So the blind god, who longed to have some part in the activity around him, accepted Loki's offer. They stood up together, and the crafty Loki placed the spear of mistletoe in Hodur's hand and aimed it at Baldur's heart.
There was a cry of anguish and disbelief as Baldur fell to the ground. It could not be that the god of joy, he who made things grow and blossom, lay dying at their feet! Yet it was so, and in their grief the Gods blamed poor Hodur, since Loki had disappeared, but Odin calmed their wrath.
"Stay your vengeance!" commanded the Allfather. "It is Loki rather than blind Hodur who has brought this curse upon us. Yet even the mischief-maker, though he suffer the things which must come to him for this evil deed, was but an instrument of that which Wala foretold. Darkness will come upon us, and none can stop its course — not even loving Frigga! But as night is followed by day, and the seasons cycle in the fulfillment of mortal years, so the twilight of the Gods shall be the prelude to a greater dawning.

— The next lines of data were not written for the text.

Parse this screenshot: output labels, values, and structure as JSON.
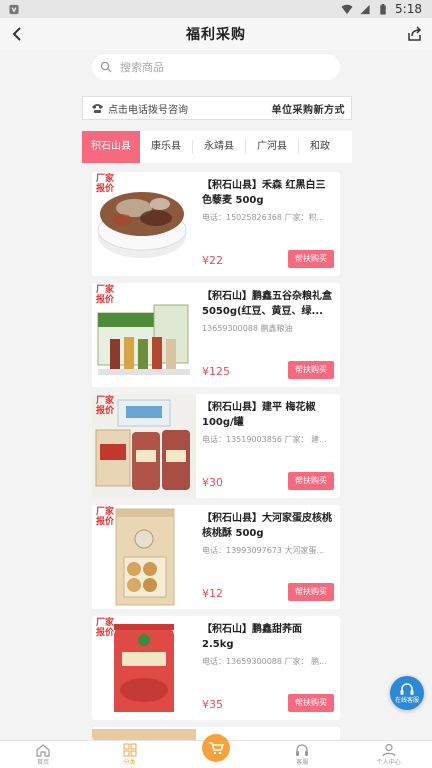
{
  "status_bar": {
    "time": "5:18"
  },
  "header": {
    "title": "福利采购"
  },
  "search": {
    "placeholder": "搜索商品"
  },
  "banner": {
    "call_text": "点击电话拨号咨询",
    "mode_text": "单位采购新方式"
  },
  "tabs": [
    {
      "label": "积石山县",
      "active": true
    },
    {
      "label": "康乐县",
      "active": false
    },
    {
      "label": "永靖县",
      "active": false
    },
    {
      "label": "广河县",
      "active": false
    },
    {
      "label": "和政",
      "active": false
    }
  ],
  "products": [
    {
      "badge": "厂家报价",
      "title": "【积石山县】禾森 红黑白三色藜麦 500g",
      "meta": "电话：15025826368 厂家：积...",
      "price": "¥22",
      "buy_label": "帮扶购买"
    },
    {
      "badge": "厂家报价",
      "title": "【积石山】鹏鑫五谷杂粮礼盒5050g(红豆、黄豆、绿...",
      "meta": "13659300088 鹏鑫粮油",
      "price": "¥125",
      "buy_label": "帮扶购买"
    },
    {
      "badge": "厂家报价",
      "title": "【积石山县】建平 梅花椒 100g/罐",
      "meta": "电话：13519003856 厂家： 建...",
      "price": "¥30",
      "buy_label": "帮扶购买"
    },
    {
      "badge": "厂家报价",
      "title": "【积石山县】大河家蛋皮核桃 核桃酥 500g",
      "meta": "电话：13993097673 大河家蛋...",
      "price": "¥12",
      "buy_label": "帮扶购买"
    },
    {
      "badge": "厂家报价",
      "title": "【积石山】鹏鑫甜荞面 2.5kg",
      "meta": "电话：13659300088 厂家： 鹏...",
      "price": "¥35",
      "buy_label": "帮扶购买"
    }
  ],
  "float_service": {
    "label": "在线客服"
  },
  "bottom_nav": [
    {
      "label": "首页",
      "active": false
    },
    {
      "label": "分类",
      "active": true
    },
    {
      "label": "",
      "active": false
    },
    {
      "label": "客服",
      "active": false
    },
    {
      "label": "个人中心",
      "active": false
    }
  ],
  "colors": {
    "accent": "#f7697f",
    "price": "#e84f5e",
    "badge": "#e73232",
    "cart": "#f7a23b"
  }
}
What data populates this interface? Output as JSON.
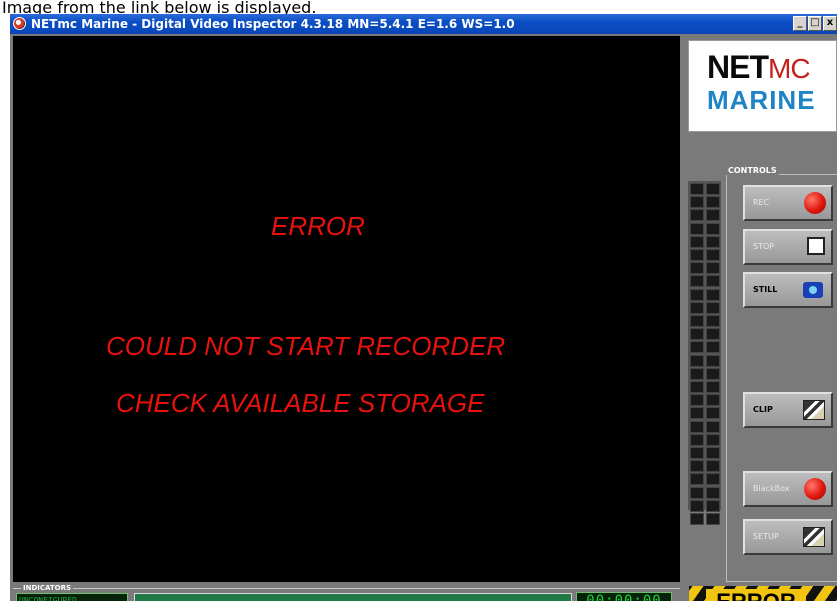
{
  "caption": "Image from the link below is displayed.",
  "window": {
    "title": "NETmc Marine - Digital Video Inspector 4.3.18 MN=5.4.1 E=1.6 WS=1.0",
    "minimize_glyph": "_",
    "maximize_glyph": "□",
    "close_glyph": "x"
  },
  "video": {
    "error_title": "ERROR",
    "error_line1": "COULD NOT START RECORDER",
    "error_line2": "CHECK AVAILABLE STORAGE"
  },
  "logo": {
    "net": "NET",
    "mc": "MC",
    "marine": "MARINE"
  },
  "controls": {
    "title": "CONTROLS",
    "rec_label": "REC",
    "stop_label": "STOP",
    "still_label": "STILL",
    "clip_label": "CLIP",
    "blackbox_label": "BlackBox",
    "setup_label": "SETUP"
  },
  "indicators": {
    "title": "INDICATORS",
    "status": "UNCONFIGURED",
    "timer": "00:00:00",
    "progress": 1.0
  },
  "error_banner": "ERROR",
  "colors": {
    "error_text": "#e8120c",
    "status_green": "#23a83a",
    "timer_green": "#21d53a",
    "hazard_yellow": "#f1c40f",
    "titlebar_blue": "#0a4ec4"
  }
}
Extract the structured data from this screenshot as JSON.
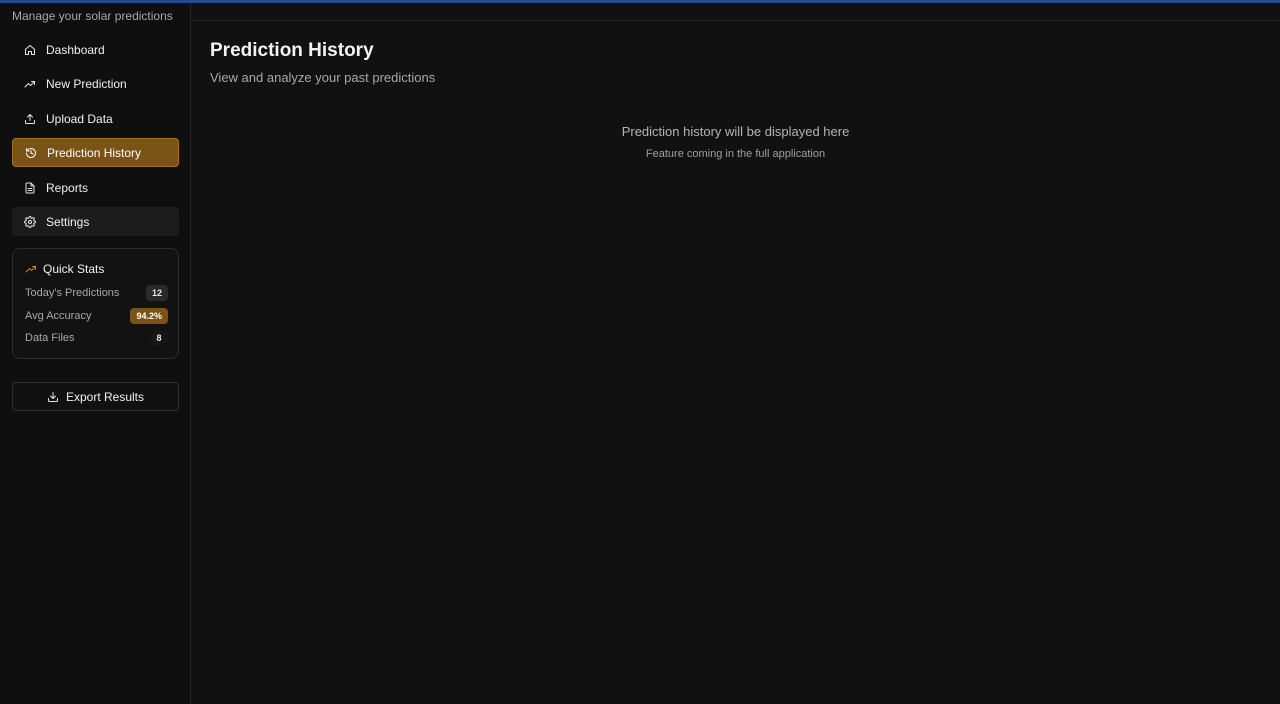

Loki has sinned in vain, for Baldur shall live again."
(From Sunrise magazine, November 1953; copyright © 1953 Theosophical University Press)
We sleep, but the loom of life never stops; and the pattern which was weaving when the sun went down is weaving when it comes up tomorrow. — Henry Ward Beecher
Eternity may be but an endless series of those migrations which men call deaths, abandonments of home after home, even to fairer scenes and loftier heights. — Bulwer Lytton